## Problem
Would you copy every line of the listing below that includes the word "quan"?

## Listed entries
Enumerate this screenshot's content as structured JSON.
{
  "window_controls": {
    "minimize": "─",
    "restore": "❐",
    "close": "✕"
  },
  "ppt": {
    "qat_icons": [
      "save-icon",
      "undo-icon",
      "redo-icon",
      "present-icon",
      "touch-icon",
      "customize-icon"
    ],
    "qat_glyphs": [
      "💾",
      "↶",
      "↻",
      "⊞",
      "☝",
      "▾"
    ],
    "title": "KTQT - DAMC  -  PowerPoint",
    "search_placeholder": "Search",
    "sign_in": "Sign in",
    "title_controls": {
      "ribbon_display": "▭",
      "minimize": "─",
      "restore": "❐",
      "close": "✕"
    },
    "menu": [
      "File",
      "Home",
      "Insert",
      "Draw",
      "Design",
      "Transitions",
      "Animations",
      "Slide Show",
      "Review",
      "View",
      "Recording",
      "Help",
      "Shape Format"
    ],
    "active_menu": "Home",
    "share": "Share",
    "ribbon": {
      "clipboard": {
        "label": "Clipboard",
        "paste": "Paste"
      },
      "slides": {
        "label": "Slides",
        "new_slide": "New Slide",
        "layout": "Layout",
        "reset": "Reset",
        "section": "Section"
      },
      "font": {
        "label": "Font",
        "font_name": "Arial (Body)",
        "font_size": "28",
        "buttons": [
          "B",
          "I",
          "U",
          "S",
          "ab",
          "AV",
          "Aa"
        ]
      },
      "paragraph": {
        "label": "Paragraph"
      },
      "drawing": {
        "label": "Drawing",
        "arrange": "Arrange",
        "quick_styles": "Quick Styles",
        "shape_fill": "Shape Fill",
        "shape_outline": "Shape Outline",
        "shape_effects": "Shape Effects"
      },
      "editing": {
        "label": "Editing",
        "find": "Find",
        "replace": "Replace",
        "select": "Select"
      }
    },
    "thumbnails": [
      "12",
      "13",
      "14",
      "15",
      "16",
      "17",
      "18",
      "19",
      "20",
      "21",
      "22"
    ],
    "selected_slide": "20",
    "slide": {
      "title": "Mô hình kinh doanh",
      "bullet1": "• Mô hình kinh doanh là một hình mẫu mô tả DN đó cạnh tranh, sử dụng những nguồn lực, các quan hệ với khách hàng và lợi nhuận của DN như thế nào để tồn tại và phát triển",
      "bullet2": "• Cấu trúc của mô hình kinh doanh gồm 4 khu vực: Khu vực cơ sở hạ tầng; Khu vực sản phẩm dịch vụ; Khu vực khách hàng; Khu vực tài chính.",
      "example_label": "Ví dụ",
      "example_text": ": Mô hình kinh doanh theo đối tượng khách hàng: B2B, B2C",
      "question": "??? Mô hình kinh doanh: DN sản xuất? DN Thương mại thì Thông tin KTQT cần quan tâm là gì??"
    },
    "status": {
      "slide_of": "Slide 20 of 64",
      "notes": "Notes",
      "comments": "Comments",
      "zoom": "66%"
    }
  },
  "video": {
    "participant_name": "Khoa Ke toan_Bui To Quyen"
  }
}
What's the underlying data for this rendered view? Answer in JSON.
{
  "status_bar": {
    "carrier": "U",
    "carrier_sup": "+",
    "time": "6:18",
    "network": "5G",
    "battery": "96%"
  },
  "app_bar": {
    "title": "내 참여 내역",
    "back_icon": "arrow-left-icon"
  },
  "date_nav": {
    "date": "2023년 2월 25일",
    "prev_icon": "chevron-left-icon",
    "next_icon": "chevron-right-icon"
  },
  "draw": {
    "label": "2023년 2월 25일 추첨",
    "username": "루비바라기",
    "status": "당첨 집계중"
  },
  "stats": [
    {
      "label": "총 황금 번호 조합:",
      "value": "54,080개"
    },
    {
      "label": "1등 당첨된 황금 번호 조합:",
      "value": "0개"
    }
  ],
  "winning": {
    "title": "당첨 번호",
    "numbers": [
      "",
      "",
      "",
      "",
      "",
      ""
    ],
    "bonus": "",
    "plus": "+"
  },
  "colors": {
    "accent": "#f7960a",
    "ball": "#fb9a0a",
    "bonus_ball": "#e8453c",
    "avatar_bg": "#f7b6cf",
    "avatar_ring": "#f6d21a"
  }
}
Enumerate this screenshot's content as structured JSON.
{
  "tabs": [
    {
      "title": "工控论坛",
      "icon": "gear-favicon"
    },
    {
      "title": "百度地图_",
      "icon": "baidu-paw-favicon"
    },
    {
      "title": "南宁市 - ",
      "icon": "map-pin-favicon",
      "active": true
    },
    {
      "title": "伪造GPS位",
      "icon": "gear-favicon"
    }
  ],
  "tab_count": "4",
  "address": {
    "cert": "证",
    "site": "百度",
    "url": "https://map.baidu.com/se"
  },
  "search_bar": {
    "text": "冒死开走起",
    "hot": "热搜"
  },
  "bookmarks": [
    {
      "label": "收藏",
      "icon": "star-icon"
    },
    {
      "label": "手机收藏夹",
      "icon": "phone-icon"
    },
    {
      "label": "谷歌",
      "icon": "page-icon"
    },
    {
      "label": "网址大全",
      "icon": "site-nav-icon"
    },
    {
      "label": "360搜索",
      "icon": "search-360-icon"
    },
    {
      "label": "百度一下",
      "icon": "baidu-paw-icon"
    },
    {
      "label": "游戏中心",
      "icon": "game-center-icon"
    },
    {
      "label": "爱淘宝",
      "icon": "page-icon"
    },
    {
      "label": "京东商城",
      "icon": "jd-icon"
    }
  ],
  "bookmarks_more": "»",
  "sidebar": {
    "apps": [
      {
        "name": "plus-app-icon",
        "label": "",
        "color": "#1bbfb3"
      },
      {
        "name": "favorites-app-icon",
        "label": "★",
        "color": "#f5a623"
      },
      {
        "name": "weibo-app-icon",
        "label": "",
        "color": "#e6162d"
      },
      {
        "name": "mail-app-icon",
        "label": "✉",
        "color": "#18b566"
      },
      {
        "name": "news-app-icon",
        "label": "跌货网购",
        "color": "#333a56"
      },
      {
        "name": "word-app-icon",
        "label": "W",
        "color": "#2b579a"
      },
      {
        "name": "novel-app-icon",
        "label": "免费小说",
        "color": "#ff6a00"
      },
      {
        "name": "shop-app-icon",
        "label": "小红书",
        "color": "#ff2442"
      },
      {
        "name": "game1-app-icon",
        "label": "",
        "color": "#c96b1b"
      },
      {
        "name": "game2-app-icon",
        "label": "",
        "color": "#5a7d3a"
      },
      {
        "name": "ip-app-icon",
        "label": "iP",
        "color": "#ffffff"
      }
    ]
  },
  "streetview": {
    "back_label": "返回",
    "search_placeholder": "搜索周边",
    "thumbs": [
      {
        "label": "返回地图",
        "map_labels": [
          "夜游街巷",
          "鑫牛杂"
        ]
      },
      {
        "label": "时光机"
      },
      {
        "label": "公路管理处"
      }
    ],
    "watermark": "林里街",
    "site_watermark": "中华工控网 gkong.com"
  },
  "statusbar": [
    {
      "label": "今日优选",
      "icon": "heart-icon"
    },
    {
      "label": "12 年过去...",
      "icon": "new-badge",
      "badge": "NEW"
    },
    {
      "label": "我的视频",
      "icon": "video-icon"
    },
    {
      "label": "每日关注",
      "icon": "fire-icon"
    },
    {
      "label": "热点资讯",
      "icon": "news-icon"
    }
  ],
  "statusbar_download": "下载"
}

## Answer
      "bullet1": "• Mô hình kinh doanh là một hình mẫu mô tả DN đó cạnh tranh, sử dụng những nguồn lực, các quan hệ với khách hàng và lợi nhuận của DN như thế nào để tồn tại và phát triển",
      "question": "??? Mô hình kinh doanh: DN sản xuất? DN Thương mại thì Thông tin KTQT cần quan tâm là gì??"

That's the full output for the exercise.